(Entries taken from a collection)
__________
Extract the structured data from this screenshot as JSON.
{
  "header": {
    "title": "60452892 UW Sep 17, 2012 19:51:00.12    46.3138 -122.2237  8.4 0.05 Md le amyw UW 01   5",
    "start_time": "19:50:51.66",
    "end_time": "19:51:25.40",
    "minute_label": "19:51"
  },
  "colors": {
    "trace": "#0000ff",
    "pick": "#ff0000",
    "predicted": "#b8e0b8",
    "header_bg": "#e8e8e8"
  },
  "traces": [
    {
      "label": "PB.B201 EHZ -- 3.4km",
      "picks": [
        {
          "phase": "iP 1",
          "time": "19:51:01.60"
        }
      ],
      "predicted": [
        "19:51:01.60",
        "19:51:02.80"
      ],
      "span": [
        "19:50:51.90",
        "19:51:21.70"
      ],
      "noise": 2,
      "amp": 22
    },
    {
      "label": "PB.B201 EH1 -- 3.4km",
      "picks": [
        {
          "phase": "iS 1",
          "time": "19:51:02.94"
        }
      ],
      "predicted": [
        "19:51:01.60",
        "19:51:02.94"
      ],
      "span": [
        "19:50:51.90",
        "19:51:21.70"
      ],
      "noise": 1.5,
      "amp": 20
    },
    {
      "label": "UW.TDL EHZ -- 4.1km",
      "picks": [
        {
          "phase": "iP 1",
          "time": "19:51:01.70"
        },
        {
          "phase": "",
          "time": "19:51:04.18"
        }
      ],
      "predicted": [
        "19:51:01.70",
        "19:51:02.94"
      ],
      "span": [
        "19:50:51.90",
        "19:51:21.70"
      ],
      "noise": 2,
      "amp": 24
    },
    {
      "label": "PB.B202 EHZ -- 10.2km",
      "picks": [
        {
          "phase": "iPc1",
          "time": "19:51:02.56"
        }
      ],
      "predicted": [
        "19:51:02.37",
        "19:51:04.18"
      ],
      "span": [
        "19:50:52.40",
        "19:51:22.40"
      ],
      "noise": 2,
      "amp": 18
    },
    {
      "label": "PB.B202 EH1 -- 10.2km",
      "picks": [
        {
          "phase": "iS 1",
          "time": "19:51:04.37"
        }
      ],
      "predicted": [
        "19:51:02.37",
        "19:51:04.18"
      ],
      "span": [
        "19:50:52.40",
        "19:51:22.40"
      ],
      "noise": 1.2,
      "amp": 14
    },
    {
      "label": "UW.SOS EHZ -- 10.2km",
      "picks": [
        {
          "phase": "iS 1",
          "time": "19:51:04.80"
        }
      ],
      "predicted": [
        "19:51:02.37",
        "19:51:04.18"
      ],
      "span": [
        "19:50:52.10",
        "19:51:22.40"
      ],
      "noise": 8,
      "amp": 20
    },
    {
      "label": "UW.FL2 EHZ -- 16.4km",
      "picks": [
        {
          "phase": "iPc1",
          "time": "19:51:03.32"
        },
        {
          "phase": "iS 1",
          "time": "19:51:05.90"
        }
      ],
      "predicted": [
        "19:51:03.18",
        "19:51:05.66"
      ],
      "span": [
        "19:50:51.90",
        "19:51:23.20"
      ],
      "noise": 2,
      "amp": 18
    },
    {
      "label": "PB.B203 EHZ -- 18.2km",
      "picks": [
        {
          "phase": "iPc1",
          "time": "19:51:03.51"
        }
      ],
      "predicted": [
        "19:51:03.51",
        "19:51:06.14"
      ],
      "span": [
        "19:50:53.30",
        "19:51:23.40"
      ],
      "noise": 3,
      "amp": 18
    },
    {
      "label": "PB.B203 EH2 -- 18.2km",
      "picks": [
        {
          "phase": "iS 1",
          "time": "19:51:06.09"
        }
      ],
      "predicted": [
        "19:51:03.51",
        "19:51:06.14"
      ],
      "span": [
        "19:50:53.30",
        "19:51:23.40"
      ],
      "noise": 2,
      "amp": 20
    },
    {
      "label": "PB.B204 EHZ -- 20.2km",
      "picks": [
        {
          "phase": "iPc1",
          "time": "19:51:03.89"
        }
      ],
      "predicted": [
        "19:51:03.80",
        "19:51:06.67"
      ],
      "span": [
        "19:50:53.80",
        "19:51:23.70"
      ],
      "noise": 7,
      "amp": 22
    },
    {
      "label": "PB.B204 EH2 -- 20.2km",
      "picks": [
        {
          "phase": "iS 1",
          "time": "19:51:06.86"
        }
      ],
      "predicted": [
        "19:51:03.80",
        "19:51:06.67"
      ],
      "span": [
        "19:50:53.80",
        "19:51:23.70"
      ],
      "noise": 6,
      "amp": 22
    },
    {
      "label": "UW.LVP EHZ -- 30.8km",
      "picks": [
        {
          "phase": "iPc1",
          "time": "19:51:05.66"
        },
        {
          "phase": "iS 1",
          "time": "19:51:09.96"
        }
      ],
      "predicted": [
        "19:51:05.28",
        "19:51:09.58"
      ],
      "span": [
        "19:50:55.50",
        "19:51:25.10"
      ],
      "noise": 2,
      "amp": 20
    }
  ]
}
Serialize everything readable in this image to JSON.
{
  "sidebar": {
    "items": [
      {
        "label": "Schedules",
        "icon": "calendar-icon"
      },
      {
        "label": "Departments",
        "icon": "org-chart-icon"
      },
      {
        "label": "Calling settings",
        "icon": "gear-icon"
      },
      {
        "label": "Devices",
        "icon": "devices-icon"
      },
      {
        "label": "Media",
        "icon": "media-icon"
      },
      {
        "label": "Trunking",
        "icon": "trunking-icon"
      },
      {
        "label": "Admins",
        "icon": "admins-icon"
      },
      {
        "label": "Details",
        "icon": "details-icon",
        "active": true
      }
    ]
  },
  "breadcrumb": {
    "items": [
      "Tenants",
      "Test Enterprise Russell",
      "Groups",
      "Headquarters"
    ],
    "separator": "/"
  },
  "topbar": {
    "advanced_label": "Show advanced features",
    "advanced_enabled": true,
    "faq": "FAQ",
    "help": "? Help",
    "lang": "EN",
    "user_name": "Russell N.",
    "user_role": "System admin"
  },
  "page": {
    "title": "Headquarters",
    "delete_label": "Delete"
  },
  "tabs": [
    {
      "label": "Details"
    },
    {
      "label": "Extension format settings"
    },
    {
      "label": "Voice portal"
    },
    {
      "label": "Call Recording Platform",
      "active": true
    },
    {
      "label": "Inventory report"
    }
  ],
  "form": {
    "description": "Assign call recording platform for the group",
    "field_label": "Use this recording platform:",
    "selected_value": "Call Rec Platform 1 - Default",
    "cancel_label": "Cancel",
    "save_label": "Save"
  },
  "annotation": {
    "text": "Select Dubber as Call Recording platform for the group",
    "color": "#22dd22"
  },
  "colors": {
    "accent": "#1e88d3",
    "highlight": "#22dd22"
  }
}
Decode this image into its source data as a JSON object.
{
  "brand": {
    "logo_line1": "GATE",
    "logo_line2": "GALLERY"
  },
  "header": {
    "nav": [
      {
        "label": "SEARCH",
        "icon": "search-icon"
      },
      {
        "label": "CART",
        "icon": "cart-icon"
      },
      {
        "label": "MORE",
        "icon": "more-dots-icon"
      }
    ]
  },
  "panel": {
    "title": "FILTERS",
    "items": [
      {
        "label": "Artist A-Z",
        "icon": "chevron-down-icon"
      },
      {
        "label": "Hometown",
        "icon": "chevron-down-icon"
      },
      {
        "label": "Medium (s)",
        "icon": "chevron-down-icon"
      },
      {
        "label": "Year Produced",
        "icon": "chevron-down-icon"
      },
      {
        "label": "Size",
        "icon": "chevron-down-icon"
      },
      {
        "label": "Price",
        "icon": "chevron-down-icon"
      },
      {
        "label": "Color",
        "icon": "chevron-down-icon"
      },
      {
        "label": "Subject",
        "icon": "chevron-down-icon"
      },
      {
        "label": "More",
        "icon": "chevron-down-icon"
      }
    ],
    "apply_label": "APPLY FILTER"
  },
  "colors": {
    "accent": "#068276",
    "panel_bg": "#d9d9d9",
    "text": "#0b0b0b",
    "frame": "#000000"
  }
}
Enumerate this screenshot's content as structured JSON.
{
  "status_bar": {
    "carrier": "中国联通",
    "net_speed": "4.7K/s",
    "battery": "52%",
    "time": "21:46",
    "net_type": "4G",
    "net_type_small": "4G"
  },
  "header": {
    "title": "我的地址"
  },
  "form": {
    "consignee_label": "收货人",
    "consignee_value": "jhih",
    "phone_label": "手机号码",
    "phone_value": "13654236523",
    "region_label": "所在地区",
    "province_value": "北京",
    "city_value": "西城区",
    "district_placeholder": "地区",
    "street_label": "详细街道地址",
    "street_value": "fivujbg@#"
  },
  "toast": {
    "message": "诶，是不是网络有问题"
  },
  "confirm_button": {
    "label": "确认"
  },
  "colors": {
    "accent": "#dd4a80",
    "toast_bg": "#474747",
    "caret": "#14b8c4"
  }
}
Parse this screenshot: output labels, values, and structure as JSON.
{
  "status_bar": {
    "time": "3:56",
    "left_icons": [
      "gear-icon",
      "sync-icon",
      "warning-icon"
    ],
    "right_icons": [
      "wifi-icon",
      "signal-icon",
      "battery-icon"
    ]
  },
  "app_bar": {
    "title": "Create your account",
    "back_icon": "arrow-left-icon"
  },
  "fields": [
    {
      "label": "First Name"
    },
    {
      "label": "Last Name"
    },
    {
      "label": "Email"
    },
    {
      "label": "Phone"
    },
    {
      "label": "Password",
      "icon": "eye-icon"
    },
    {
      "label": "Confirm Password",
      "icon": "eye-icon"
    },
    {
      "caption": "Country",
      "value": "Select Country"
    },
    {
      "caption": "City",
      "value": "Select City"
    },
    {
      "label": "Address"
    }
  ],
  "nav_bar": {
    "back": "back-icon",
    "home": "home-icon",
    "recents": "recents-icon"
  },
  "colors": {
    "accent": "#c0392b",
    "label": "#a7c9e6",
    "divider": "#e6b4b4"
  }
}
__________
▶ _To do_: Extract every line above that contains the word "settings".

▶ _Solution for this exercise_:
        "label": "Calling settings",
      "label": "Extension format settings"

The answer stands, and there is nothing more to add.